The state Department of Public Health says this flu season is shaping up to be especially severe. As of Jan. 11th, the state had confirmed 45 flu-related deaths. State officials say they’re also investigating another 50 deaths that are likely due to the flu, bringing the total close to 100 two or three months before the end of peak flu season.
By this time last year, only five flu-related deaths had been reported, and a total of 106 deaths were recorded during the entire season.
"We have a predominance of what appears to be a much more deadly strain," said state epidemiologist Gil Chavez, referring to H1N1, which was responsible for the 2009 flu pandemic.
The state does not require counties to report flu deaths of patients older than 64. Of those deaths that have been reported, two have been children. Many of the rest had underlying conditions, such as heart or lung disease. Chavez said the great majority of patients who’ve died this season had not been vaccinated against the flu.

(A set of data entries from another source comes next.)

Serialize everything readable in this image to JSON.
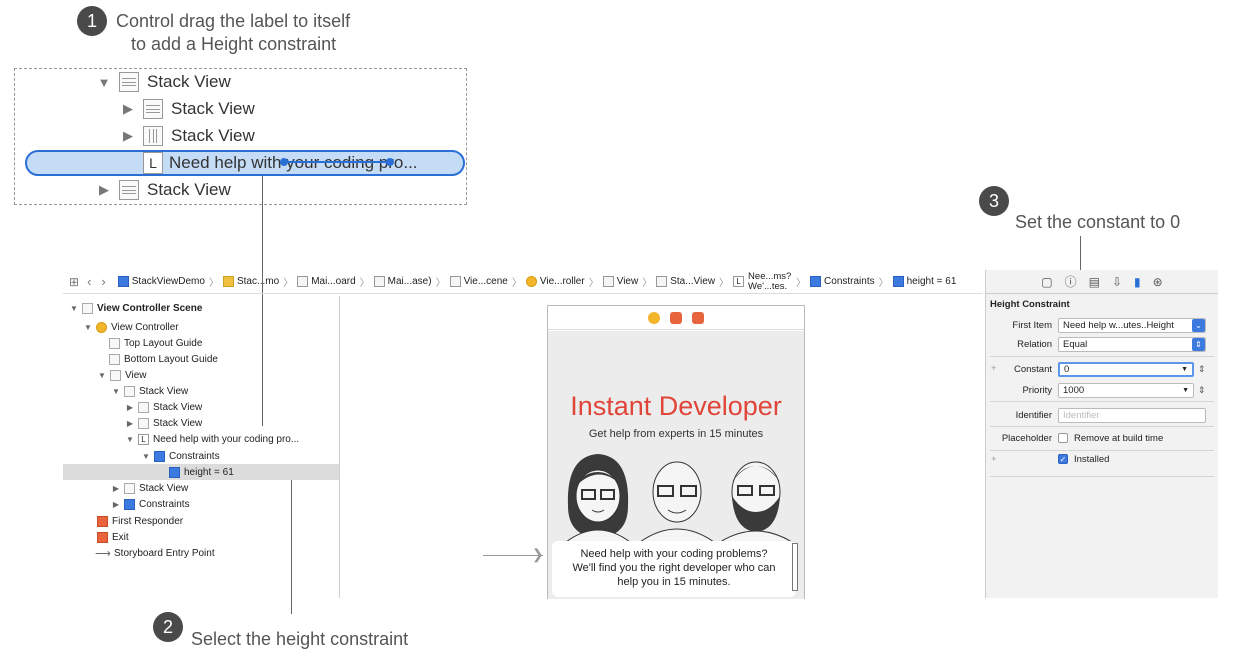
{
  "callouts": {
    "step1": {
      "number": "1",
      "line1": "Control drag the label to itself",
      "line2": "to add a Height constraint"
    },
    "step2": {
      "number": "2",
      "text": "Select the height constraint"
    },
    "step3": {
      "number": "3",
      "text": "Set the constant to 0"
    }
  },
  "zoom_outline": {
    "rows": [
      {
        "label": "Stack View"
      },
      {
        "label": "Stack View"
      },
      {
        "label": "Stack View"
      },
      {
        "label": "Need help with your coding pro..."
      },
      {
        "label": "Stack View"
      }
    ],
    "label_glyph": "L"
  },
  "jumpbar": {
    "items": [
      "StackViewDemo",
      "Stac...mo",
      "Mai...oard",
      "Mai...ase)",
      "Vie...cene",
      "Vie...roller",
      "View",
      "Sta...View",
      "Nee...ms? We'...tes.",
      "Constraints",
      "height = 61"
    ],
    "label_glyph": "L"
  },
  "outline": {
    "rows": [
      "View Controller Scene",
      "View Controller",
      "Top Layout Guide",
      "Bottom Layout Guide",
      "View",
      "Stack View",
      "Stack View",
      "Stack View",
      "Need help with your coding pro...",
      "Constraints",
      "height = 61",
      "Stack View",
      "Constraints",
      "First Responder",
      "Exit",
      "Storyboard Entry Point"
    ],
    "label_glyph": "L"
  },
  "phone": {
    "title": "Instant Developer",
    "subtitle": "Get help from experts in 15 minutes",
    "message_line1": "Need help with your coding problems?",
    "message_line2": "We'll find you the right developer who can",
    "message_line3": "help you in 15 minutes."
  },
  "inspector": {
    "heading": "Height Constraint",
    "first_item_label": "First Item",
    "first_item_value": "Need help w...utes..Height",
    "relation_label": "Relation",
    "relation_value": "Equal",
    "constant_label": "Constant",
    "constant_value": "0",
    "priority_label": "Priority",
    "priority_value": "1000",
    "identifier_label": "Identifier",
    "identifier_placeholder": "Identifier",
    "placeholder_label": "Placeholder",
    "placeholder_option": "Remove at build time",
    "installed_label": "Installed",
    "add_glyph": "+"
  },
  "colors": {
    "accent": "#2a6fd6",
    "title_red": "#e0453a"
  }
}
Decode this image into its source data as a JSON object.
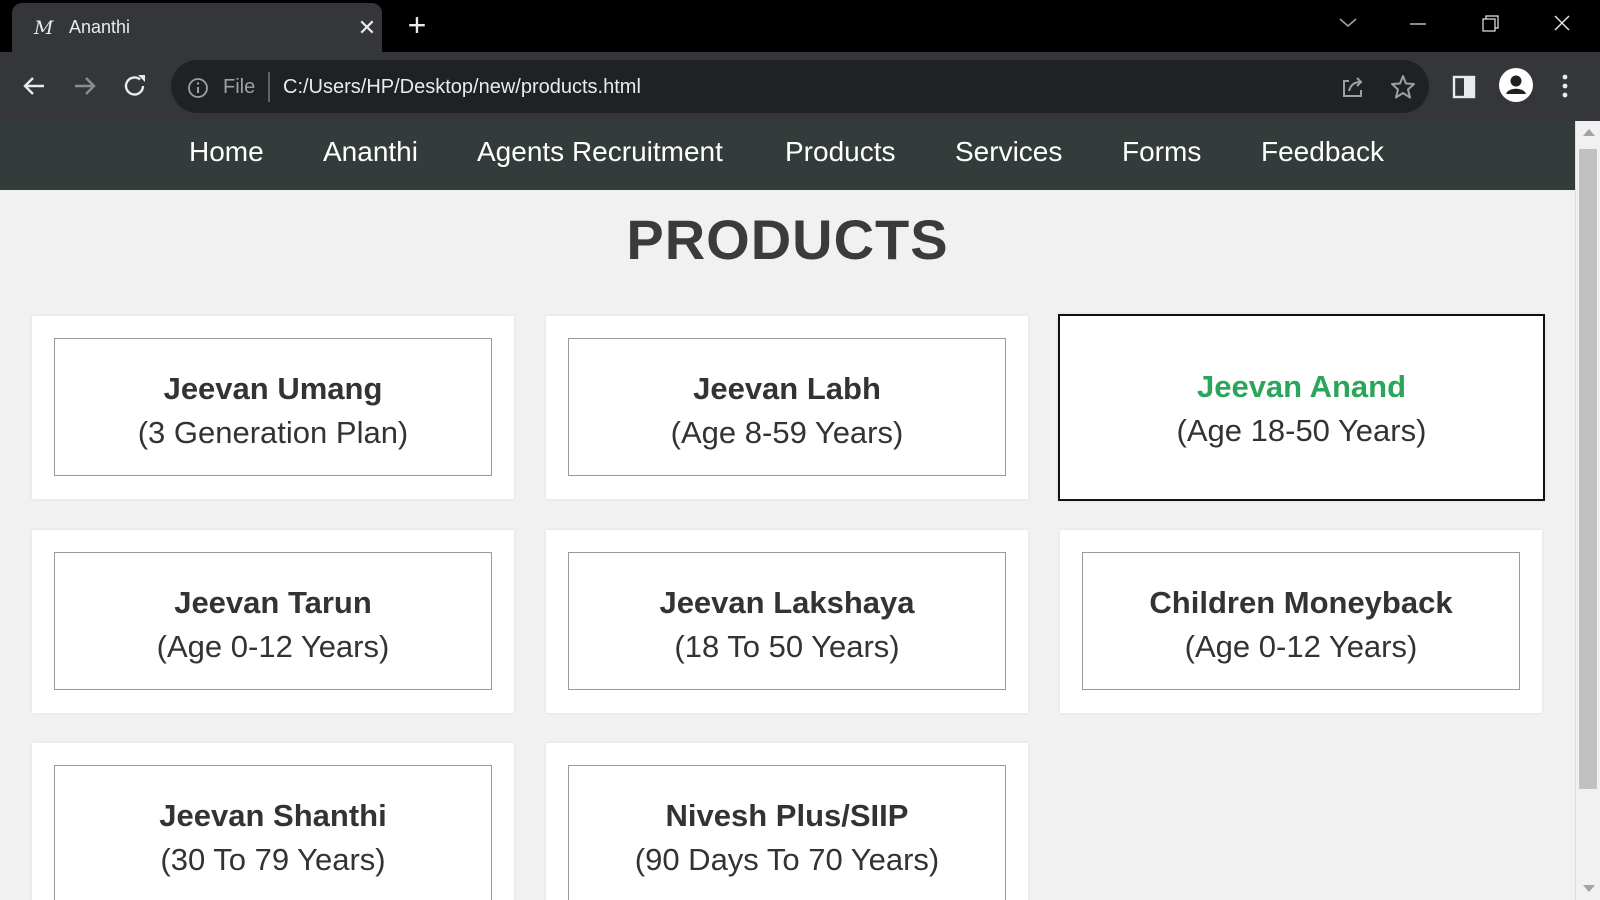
{
  "browser": {
    "tab": {
      "favicon": "M",
      "title": "Ananthi",
      "close": "✕"
    },
    "new_tab": "+",
    "omnibox": {
      "scheme_label": "File",
      "url": "C:/Users/HP/Desktop/new/products.html"
    }
  },
  "site": {
    "nav": [
      "Home",
      "Ananthi",
      "Agents Recruitment",
      "Products",
      "Services",
      "Forms",
      "Feedback"
    ],
    "page_title": "PRODUCTS",
    "accent_color": "#2aa65a",
    "nav_background": "#333b3b",
    "products": [
      {
        "name": "Jeevan Umang",
        "sub": "(3 Generation Plan)"
      },
      {
        "name": "Jeevan Labh",
        "sub": "(Age 8-59 Years)"
      },
      {
        "name": "Jeevan Anand",
        "sub": "(Age 18-50 Years)"
      },
      {
        "name": "Jeevan Tarun",
        "sub": "(Age 0-12 Years)"
      },
      {
        "name": "Jeevan Lakshaya",
        "sub": "(18 To 50 Years)"
      },
      {
        "name": "Children Moneyback",
        "sub": "(Age 0-12 Years)"
      },
      {
        "name": "Jeevan Shanthi",
        "sub": "(30 To 79 Years)"
      },
      {
        "name": "Nivesh Plus/SIIP",
        "sub": "(90 Days To 70 Years)"
      }
    ]
  }
}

"We know that vaccine is still available," Chavez said. "So anybody that wants to get a vaccine should be able to get a vaccine." He suggested that everyone over the age of six months get a flu shot.